▸ Input data

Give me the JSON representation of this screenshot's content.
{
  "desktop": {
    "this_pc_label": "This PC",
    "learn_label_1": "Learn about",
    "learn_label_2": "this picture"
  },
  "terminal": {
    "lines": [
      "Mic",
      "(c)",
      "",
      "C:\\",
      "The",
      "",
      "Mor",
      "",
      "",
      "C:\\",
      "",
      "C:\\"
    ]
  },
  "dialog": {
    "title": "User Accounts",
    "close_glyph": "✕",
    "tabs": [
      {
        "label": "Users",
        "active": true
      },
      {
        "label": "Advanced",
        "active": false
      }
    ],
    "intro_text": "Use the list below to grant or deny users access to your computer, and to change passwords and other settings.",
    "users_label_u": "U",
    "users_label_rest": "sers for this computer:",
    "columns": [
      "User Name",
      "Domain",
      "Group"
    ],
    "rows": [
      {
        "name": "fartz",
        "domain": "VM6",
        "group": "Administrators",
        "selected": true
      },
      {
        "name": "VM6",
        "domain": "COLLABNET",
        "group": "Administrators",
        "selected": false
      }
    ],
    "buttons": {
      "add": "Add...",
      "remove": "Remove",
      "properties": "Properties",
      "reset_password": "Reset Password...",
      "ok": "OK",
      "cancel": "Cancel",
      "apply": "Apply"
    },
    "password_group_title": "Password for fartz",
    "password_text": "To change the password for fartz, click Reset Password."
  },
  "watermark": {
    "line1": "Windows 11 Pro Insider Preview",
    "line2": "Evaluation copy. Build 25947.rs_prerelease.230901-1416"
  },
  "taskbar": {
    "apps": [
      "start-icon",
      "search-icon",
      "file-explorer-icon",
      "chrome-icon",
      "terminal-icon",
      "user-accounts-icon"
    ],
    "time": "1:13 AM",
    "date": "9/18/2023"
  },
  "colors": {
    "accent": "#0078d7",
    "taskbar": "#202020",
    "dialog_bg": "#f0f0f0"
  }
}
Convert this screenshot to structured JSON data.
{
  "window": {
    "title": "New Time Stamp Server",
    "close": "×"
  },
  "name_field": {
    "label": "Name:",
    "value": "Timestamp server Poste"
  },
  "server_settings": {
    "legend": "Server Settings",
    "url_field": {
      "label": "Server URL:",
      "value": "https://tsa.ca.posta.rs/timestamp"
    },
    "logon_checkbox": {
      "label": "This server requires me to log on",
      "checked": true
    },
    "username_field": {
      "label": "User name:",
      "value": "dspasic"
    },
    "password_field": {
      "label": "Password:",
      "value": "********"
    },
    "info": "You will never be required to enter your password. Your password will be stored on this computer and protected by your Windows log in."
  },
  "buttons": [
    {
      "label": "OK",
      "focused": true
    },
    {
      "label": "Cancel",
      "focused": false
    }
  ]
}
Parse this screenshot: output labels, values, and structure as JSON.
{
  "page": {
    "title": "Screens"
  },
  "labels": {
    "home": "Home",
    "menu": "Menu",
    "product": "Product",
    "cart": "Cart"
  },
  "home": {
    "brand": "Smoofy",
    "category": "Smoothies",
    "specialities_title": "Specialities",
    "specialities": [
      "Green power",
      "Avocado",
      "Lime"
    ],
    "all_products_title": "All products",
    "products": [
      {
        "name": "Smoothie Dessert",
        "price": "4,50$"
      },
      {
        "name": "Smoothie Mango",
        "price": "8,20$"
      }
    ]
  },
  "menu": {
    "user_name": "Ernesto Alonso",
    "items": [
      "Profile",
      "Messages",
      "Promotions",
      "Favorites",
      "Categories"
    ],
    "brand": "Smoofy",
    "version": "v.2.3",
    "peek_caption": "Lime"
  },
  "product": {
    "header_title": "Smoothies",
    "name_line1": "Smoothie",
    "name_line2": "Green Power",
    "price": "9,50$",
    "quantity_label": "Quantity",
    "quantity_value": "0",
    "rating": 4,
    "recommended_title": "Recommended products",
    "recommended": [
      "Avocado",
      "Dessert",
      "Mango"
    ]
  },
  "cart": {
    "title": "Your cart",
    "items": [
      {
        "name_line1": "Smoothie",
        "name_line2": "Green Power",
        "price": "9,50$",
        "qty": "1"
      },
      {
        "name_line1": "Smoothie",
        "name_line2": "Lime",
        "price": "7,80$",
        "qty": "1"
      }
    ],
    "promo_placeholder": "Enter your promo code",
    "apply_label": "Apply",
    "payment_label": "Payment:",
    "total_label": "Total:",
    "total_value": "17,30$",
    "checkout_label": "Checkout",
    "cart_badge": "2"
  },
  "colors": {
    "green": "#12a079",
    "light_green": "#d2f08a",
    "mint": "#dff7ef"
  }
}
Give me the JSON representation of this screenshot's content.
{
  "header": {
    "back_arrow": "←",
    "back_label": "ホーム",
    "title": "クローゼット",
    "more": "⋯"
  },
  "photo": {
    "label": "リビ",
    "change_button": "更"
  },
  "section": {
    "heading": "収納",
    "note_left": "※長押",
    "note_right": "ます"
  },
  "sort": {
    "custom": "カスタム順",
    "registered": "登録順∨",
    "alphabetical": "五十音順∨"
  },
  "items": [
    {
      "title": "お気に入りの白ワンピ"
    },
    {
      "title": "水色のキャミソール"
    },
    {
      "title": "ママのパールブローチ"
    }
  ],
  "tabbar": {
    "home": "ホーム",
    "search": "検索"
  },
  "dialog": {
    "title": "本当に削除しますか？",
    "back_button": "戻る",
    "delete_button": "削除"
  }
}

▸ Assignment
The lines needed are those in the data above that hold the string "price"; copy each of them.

▸ Expected answer
        "price": "4,50$"
        "price": "8,20$"
    "price": "9,50$",
        "price": "9,50$",
        "price": "7,80$",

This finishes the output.